Component data from apps and pages
§ §

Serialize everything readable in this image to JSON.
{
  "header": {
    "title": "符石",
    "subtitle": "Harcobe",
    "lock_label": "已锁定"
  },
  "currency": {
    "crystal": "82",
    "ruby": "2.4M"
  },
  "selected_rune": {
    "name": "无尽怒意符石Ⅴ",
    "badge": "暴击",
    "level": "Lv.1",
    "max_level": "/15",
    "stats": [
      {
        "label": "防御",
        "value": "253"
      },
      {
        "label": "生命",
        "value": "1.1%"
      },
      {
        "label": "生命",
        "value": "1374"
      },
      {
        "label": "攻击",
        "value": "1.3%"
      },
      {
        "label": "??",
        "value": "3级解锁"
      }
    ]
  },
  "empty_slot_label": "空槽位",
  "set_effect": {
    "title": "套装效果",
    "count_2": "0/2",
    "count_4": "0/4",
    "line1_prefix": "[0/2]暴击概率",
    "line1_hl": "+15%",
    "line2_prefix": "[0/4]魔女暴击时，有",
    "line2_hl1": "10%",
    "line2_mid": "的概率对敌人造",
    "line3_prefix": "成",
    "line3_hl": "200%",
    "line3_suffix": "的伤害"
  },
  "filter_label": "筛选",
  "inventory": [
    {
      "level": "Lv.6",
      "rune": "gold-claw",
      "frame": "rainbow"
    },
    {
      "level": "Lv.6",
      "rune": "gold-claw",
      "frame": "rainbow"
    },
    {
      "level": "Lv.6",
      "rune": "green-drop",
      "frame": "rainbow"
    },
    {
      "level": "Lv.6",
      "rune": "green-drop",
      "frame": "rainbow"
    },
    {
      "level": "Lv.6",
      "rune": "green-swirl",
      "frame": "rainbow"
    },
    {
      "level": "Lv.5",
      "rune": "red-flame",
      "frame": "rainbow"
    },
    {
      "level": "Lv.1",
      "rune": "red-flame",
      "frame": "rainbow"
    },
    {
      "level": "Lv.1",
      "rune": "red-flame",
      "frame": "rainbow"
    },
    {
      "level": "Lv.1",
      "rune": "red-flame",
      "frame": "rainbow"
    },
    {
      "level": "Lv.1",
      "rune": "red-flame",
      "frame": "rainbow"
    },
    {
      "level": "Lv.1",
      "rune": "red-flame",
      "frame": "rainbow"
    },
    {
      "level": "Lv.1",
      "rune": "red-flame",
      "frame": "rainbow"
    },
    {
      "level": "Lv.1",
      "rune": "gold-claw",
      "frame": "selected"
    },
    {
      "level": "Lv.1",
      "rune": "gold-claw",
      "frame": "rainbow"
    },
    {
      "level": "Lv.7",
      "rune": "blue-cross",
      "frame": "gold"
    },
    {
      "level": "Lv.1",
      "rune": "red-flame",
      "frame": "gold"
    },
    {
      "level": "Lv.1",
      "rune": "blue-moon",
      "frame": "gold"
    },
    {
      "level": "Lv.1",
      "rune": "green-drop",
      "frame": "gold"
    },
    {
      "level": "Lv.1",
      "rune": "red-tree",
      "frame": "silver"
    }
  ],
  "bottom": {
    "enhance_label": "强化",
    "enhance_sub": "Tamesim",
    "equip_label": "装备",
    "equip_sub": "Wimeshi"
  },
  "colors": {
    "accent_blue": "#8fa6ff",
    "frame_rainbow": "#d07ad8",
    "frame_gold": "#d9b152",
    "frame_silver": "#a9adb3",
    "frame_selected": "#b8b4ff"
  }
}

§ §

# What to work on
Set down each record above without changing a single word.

# Answer to this exercise
Serialize everything readable in this image to JSON.
{
  "header": {
    "title": "符石",
    "subtitle": "Harcobe",
    "lock_label": "已锁定"
  },
  "currency": {
    "crystal": "82",
    "ruby": "2.4M"
  },
  "selected_rune": {
    "name": "无尽怒意符石Ⅴ",
    "badge": "暴击",
    "level": "Lv.1",
    "max_level": "/15",
    "stats": [
      {
        "label": "防御",
        "value": "253"
      },
      {
        "label": "生命",
        "value": "1.1%"
      },
      {
        "label": "生命",
        "value": "1374"
      },
      {
        "label": "攻击",
        "value": "1.3%"
      },
      {
        "label": "??",
        "value": "3级解锁"
      }
    ]
  },
  "empty_slot_label": "空槽位",
  "set_effect": {
    "title": "套装效果",
    "count_2": "0/2",
    "count_4": "0/4",
    "line1_prefix": "[0/2]暴击概率",
    "line1_hl": "+15%",
    "line2_prefix": "[0/4]魔女暴击时，有",
    "line2_hl1": "10%",
    "line2_mid": "的概率对敌人造",
    "line3_prefix": "成",
    "line3_hl": "200%",
    "line3_suffix": "的伤害"
  },
  "filter_label": "筛选",
  "inventory": [
    {
      "level": "Lv.6",
      "rune": "gold-claw",
      "frame": "rainbow"
    },
    {
      "level": "Lv.6",
      "rune": "gold-claw",
      "frame": "rainbow"
    },
    {
      "level": "Lv.6",
      "rune": "green-drop",
      "frame": "rainbow"
    },
    {
      "level": "Lv.6",
      "rune": "green-drop",
      "frame": "rainbow"
    },
    {
      "level": "Lv.6",
      "rune": "green-swirl",
      "frame": "rainbow"
    },
    {
      "level": "Lv.5",
      "rune": "red-flame",
      "frame": "rainbow"
    },
    {
      "level": "Lv.1",
      "rune": "red-flame",
      "frame": "rainbow"
    },
    {
      "level": "Lv.1",
      "rune": "red-flame",
      "frame": "rainbow"
    },
    {
      "level": "Lv.1",
      "rune": "red-flame",
      "frame": "rainbow"
    },
    {
      "level": "Lv.1",
      "rune": "red-flame",
      "frame": "rainbow"
    },
    {
      "level": "Lv.1",
      "rune": "red-flame",
      "frame": "rainbow"
    },
    {
      "level": "Lv.1",
      "rune": "red-flame",
      "frame": "rainbow"
    },
    {
      "level": "Lv.1",
      "rune": "gold-claw",
      "frame": "selected"
    },
    {
      "level": "Lv.1",
      "rune": "gold-claw",
      "frame": "rainbow"
    },
    {
      "level": "Lv.7",
      "rune": "blue-cross",
      "frame": "gold"
    },
    {
      "level": "Lv.1",
      "rune": "red-flame",
      "frame": "gold"
    },
    {
      "level": "Lv.1",
      "rune": "blue-moon",
      "frame": "gold"
    },
    {
      "level": "Lv.1",
      "rune": "green-drop",
      "frame": "gold"
    },
    {
      "level": "Lv.1",
      "rune": "red-tree",
      "frame": "silver"
    }
  ],
  "bottom": {
    "enhance_label": "强化",
    "enhance_sub": "Tamesim",
    "equip_label": "装备",
    "equip_sub": "Wimeshi"
  },
  "colors": {
    "accent_blue": "#8fa6ff",
    "frame_rainbow": "#d07ad8",
    "frame_gold": "#d9b152",
    "frame_silver": "#a9adb3",
    "frame_selected": "#b8b4ff"
  }
}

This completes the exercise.